◆ Description of the task ◆
Please retype the listing below, matching every line exactly.

◆ Available data ◆
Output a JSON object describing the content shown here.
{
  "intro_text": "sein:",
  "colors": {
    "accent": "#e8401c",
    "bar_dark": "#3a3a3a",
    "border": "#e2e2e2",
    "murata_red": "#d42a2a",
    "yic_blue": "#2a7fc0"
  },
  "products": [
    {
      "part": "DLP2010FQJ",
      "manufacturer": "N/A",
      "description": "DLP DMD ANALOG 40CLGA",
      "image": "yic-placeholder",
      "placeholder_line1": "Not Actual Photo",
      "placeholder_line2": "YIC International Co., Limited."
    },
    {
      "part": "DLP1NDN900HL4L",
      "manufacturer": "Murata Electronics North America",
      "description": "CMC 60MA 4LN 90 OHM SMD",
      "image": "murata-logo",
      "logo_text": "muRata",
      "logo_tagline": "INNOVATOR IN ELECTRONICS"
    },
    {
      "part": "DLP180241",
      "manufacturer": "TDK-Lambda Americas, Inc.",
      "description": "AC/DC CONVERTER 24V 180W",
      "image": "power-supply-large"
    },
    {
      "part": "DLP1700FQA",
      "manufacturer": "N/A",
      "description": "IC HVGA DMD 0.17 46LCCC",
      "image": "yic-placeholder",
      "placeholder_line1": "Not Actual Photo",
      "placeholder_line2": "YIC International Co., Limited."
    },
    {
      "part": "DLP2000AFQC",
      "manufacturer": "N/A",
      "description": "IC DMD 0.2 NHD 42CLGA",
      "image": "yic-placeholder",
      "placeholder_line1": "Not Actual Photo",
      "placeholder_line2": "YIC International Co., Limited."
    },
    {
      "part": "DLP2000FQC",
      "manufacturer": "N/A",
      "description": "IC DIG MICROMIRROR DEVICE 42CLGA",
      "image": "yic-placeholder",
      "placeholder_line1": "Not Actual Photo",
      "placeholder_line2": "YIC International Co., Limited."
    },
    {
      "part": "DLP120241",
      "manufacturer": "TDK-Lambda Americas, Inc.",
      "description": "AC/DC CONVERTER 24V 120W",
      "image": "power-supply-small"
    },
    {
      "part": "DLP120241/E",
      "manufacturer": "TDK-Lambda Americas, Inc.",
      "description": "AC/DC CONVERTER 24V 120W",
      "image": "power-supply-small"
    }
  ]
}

◆ Written response ◆
Output a JSON object describing the content shown here.
{
  "intro_text": "sein:",
  "colors": {
    "accent": "#e8401c",
    "bar_dark": "#3a3a3a",
    "border": "#e2e2e2",
    "murata_red": "#d42a2a",
    "yic_blue": "#2a7fc0"
  },
  "products": [
    {
      "part": "DLP2010FQJ",
      "manufacturer": "N/A",
      "description": "DLP DMD ANALOG 40CLGA",
      "image": "yic-placeholder",
      "placeholder_line1": "Not Actual Photo",
      "placeholder_line2": "YIC International Co., Limited."
    },
    {
      "part": "DLP1NDN900HL4L",
      "manufacturer": "Murata Electronics North America",
      "description": "CMC 60MA 4LN 90 OHM SMD",
      "image": "murata-logo",
      "logo_text": "muRata",
      "logo_tagline": "INNOVATOR IN ELECTRONICS"
    },
    {
      "part": "DLP180241",
      "manufacturer": "TDK-Lambda Americas, Inc.",
      "description": "AC/DC CONVERTER 24V 180W",
      "image": "power-supply-large"
    },
    {
      "part": "DLP1700FQA",
      "manufacturer": "N/A",
      "description": "IC HVGA DMD 0.17 46LCCC",
      "image": "yic-placeholder",
      "placeholder_line1": "Not Actual Photo",
      "placeholder_line2": "YIC International Co., Limited."
    },
    {
      "part": "DLP2000AFQC",
      "manufacturer": "N/A",
      "description": "IC DMD 0.2 NHD 42CLGA",
      "image": "yic-placeholder",
      "placeholder_line1": "Not Actual Photo",
      "placeholder_line2": "YIC International Co., Limited."
    },
    {
      "part": "DLP2000FQC",
      "manufacturer": "N/A",
      "description": "IC DIG MICROMIRROR DEVICE 42CLGA",
      "image": "yic-placeholder",
      "placeholder_line1": "Not Actual Photo",
      "placeholder_line2": "YIC International Co., Limited."
    },
    {
      "part": "DLP120241",
      "manufacturer": "TDK-Lambda Americas, Inc.",
      "description": "AC/DC CONVERTER 24V 120W",
      "image": "power-supply-small"
    },
    {
      "part": "DLP120241/E",
      "manufacturer": "TDK-Lambda Americas, Inc.",
      "description": "AC/DC CONVERTER 24V 120W",
      "image": "power-supply-small"
    }
  ]
}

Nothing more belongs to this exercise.